1. RISK OVERVIEW 11 accident suggest that the risk is significantly greater among those who were less than 6 years old and resident in heavily contaminated areas of the former Soviet Union at the time of the accident. Uncertainties in individual dose estimates and about the influence of iodine deficiency on the induction of radiogenic thyroid cancer are among the factors that currently preclude reliable risk estimates for thyroid cancer in these populations (Ivanov et al., 2003). An unexplained statistically significant increase in the risk of nonmalignant disease mortality (in 1950â1985) with increasing dose was identified among atomic-bomb survivors.

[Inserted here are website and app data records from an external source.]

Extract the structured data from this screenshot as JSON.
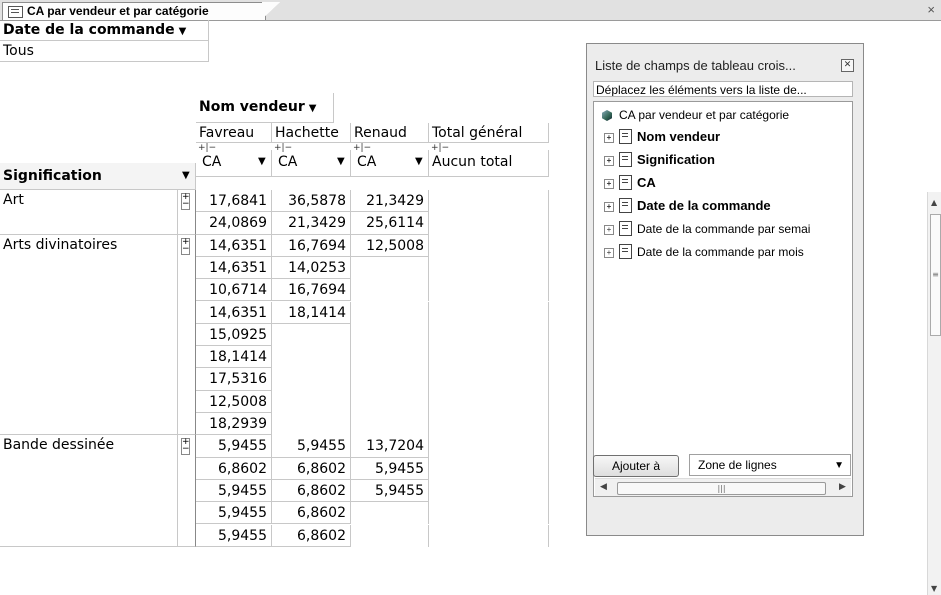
{
  "tab": {
    "title": "CA par vendeur et par catégorie",
    "close": "×"
  },
  "filter": {
    "field": "Date de la commande",
    "value": "Tous"
  },
  "pivot": {
    "column_field": "Nom vendeur",
    "columns": [
      "Favreau",
      "Hachette",
      "Renaud",
      "Total général"
    ],
    "row_field": "Signification",
    "data_label": "CA",
    "total_label": "Aucun total",
    "groups": [
      {
        "name": "Art",
        "rows": [
          [
            "17,6841",
            "36,5878",
            "21,3429"
          ],
          [
            "24,0869",
            "21,3429",
            "25,6114"
          ]
        ]
      },
      {
        "name": "Arts divinatoires",
        "rows": [
          [
            "14,6351",
            "16,7694",
            "12,5008"
          ],
          [
            "14,6351",
            "14,0253",
            ""
          ],
          [
            "10,6714",
            "16,7694",
            ""
          ],
          [
            "14,6351",
            "18,1414",
            ""
          ],
          [
            "15,0925",
            "",
            ""
          ],
          [
            "18,1414",
            "",
            ""
          ],
          [
            "17,5316",
            "",
            ""
          ],
          [
            "12,5008",
            "",
            ""
          ],
          [
            "18,2939",
            "",
            ""
          ]
        ]
      },
      {
        "name": "Bande dessinée",
        "rows": [
          [
            "5,9455",
            "5,9455",
            "13,7204"
          ],
          [
            "6,8602",
            "6,8602",
            "5,9455"
          ],
          [
            "5,9455",
            "6,8602",
            "5,9455"
          ],
          [
            "5,9455",
            "6,8602",
            ""
          ],
          [
            "5,9455",
            "6,8602",
            ""
          ]
        ]
      }
    ]
  },
  "field_list": {
    "title": "Liste de champs de tableau crois...",
    "subtitle": "Déplacez les éléments vers la liste de...",
    "root": "CA par vendeur et par catégorie",
    "items": [
      {
        "label": "Nom vendeur",
        "bold": true
      },
      {
        "label": "Signification",
        "bold": true
      },
      {
        "label": "CA",
        "bold": true
      },
      {
        "label": "Date de la commande",
        "bold": true
      },
      {
        "label": "Date de la commande par semai",
        "bold": false
      },
      {
        "label": "Date de la commande par mois",
        "bold": false
      }
    ],
    "add_button": "Ajouter à",
    "zone_value": "Zone de lignes"
  }
}
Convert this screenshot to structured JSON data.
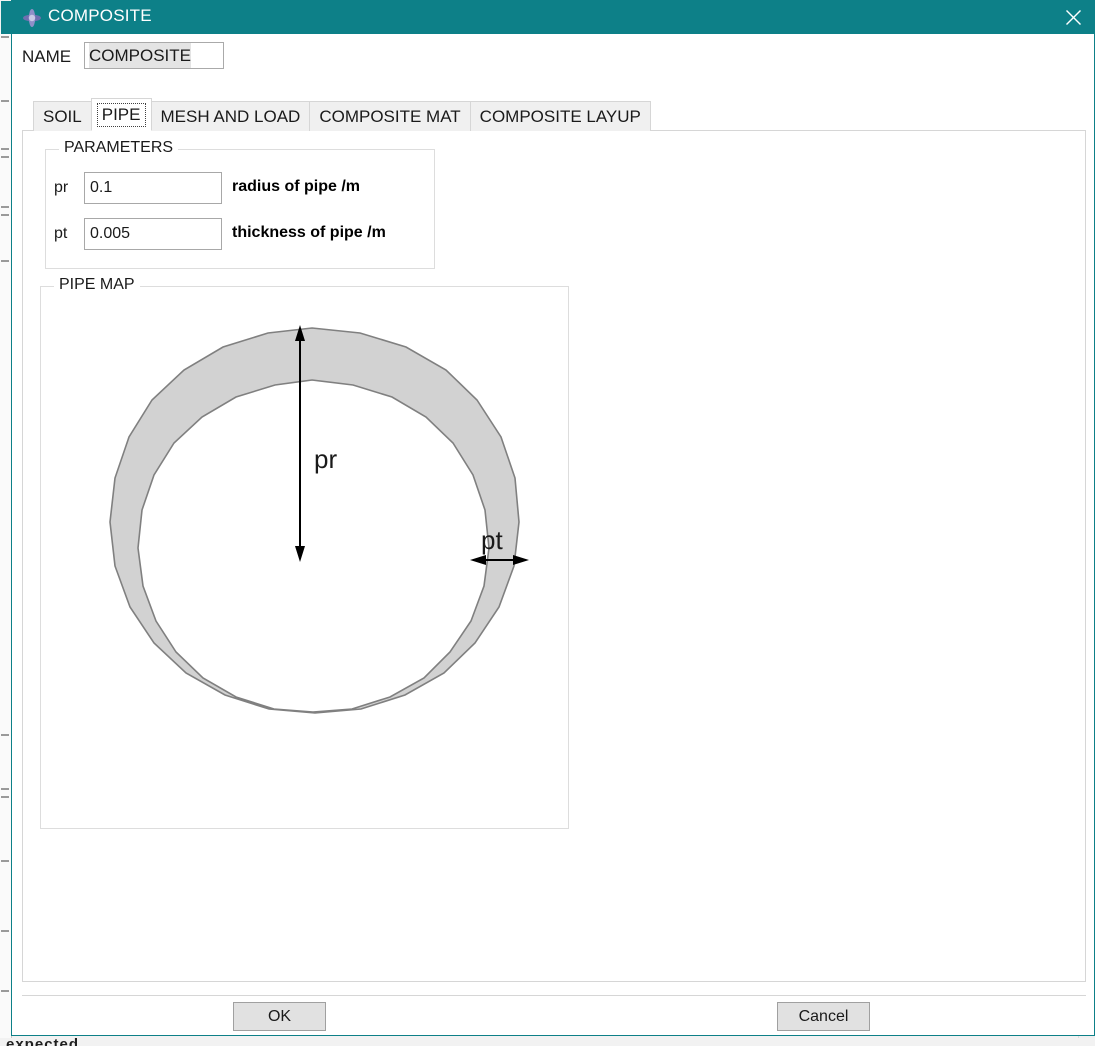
{
  "window": {
    "title": "COMPOSITE",
    "app_icon": "plus-crosshair-icon",
    "close_icon": "close-icon",
    "titlebar_color": "#0d8088"
  },
  "name_field": {
    "label": "NAME",
    "value": "COMPOSITE",
    "placeholder": "COMPOSITE"
  },
  "tabs": [
    {
      "label": "SOIL",
      "active": false
    },
    {
      "label": "PIPE",
      "active": true
    },
    {
      "label": "MESH AND LOAD",
      "active": false
    },
    {
      "label": "COMPOSITE MAT",
      "active": false
    },
    {
      "label": "COMPOSITE LAYUP",
      "active": false
    }
  ],
  "parameters_group": {
    "title": "PARAMETERS",
    "rows": [
      {
        "name": "pr",
        "value": "0.1",
        "description": "radius of pipe /m"
      },
      {
        "name": "pt",
        "value": "0.005",
        "description": "thickness of pipe /m"
      }
    ]
  },
  "pipe_map_group": {
    "title": "PIPE MAP",
    "diagram": {
      "type": "annulus-cross-section",
      "fill_color": "#d2d2d2",
      "stroke_color": "#808080",
      "radius_label": "pr",
      "thickness_label": "pt"
    }
  },
  "footer": {
    "ok_label": "OK",
    "cancel_label": "Cancel"
  },
  "background": {
    "cut_off_text": "expected"
  }
}
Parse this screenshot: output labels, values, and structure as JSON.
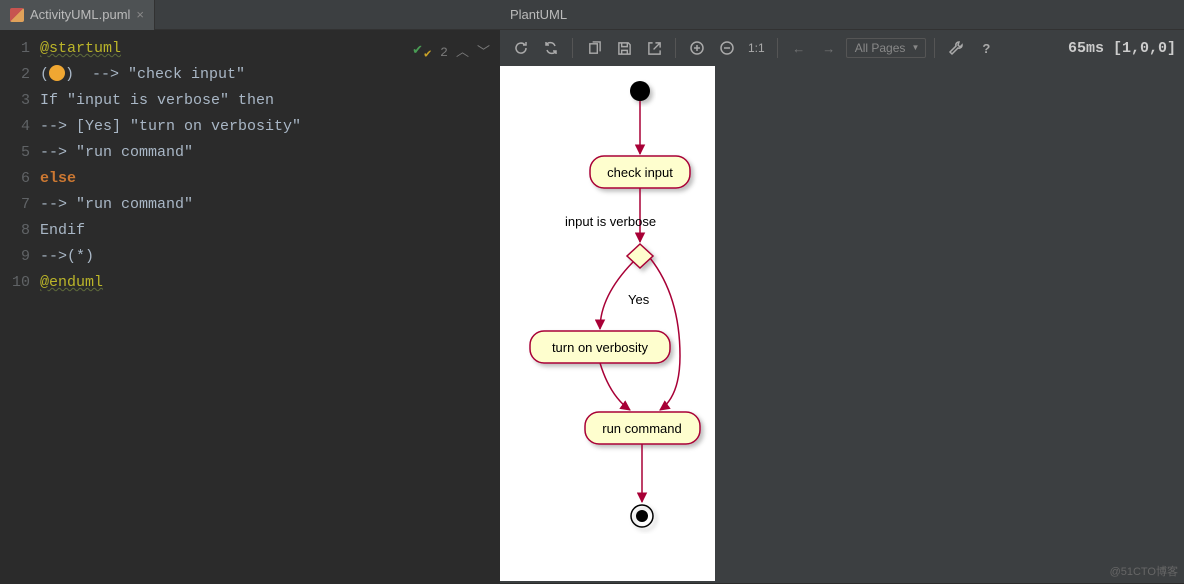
{
  "tab": {
    "filename": "ActivityUML.puml"
  },
  "preview": {
    "title": "PlantUML",
    "pages_label": "All Pages",
    "timing": "65ms [1,0,0]",
    "zoom_label": "1:1"
  },
  "indicators": {
    "warnings": "2"
  },
  "gutter": [
    "1",
    "2",
    "3",
    "4",
    "5",
    "6",
    "7",
    "8",
    "9",
    "10"
  ],
  "code": {
    "l1a": "@startuml",
    "l2a": "(",
    "l2b": ")  --> \"check input\"",
    "l3": "If \"input is verbose\" then",
    "l4": "--> [Yes] \"turn on verbosity\"",
    "l5": "--> \"run command\"",
    "l6": "else",
    "l7": "--> \"run command\"",
    "l8": "Endif",
    "l9": "-->(*)",
    "l10": "@enduml"
  },
  "diagram": {
    "node_check": "check input",
    "cond_label": "input is verbose",
    "branch_yes": "Yes",
    "node_verb": "turn on verbosity",
    "node_run": "run command"
  },
  "watermark": "@51CTO博客"
}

Analysis of updated data (1950â1990) has strengthened but still not explained the association with respect to nonmalignant circulatory, respiratory, and digestive system diseases. The increase in relative risk is about 10% of that for radiogenic cancer and appears not to be influenced by age at exposure or attained age. The data further suggest that the risk is negligible below 0.5 Sv (Shimizu et al., 1999). Thus, even if the association eventually proves to be causal, the likelihood that nonmalignant diseases in the RECA populations will be associated with radiation probably will be small in light of the high natural incidence of these diseases. Reviews by the National Research Council (Committee on Health Risks from Exposure to Low Levels of Ionizing Radiation, BEIR VII) of updated and new data from epidemiologic studies of exposed populations are in progress. Those studies might contribute to refinements in existing risk estimates, but they are not expected to identify new radiogenic diseases. In addition, an update of the National Institute for Occupational Safety and Health (NIOSH) mortality study of uranium millers has recently been completed and is under review. Publication of the results of the National Research Council and NIOSH studies is expected in 2004. On the basis of the above discussion, the committeeâs preliminary assessment is that 1. At this time, there is no new physical, biologic, or epidemiologic evidence to suggest a need to revise the estimates of risk for radiogenic cancers among populations previously exposed to ionizing radiation as identified in relation to RECA or the fundamental procedures used to estimate them (UNSCEAR 2000a, b; NCRP, 2001, NRC, 1999a). 2. The excess relative risk of lung cancer from exposure to radon decay products decreases with age and time after the last exposure. Similarly, excess relative risks for most of the cancers associated with onsite participantsâ and downwindersâ exposure decrease with age and time since exposure. Thus, the excess relative risks among the surviving population for developing cancers that may be attributed to radiation are lower today than they were when the exposures occurred several decades ago.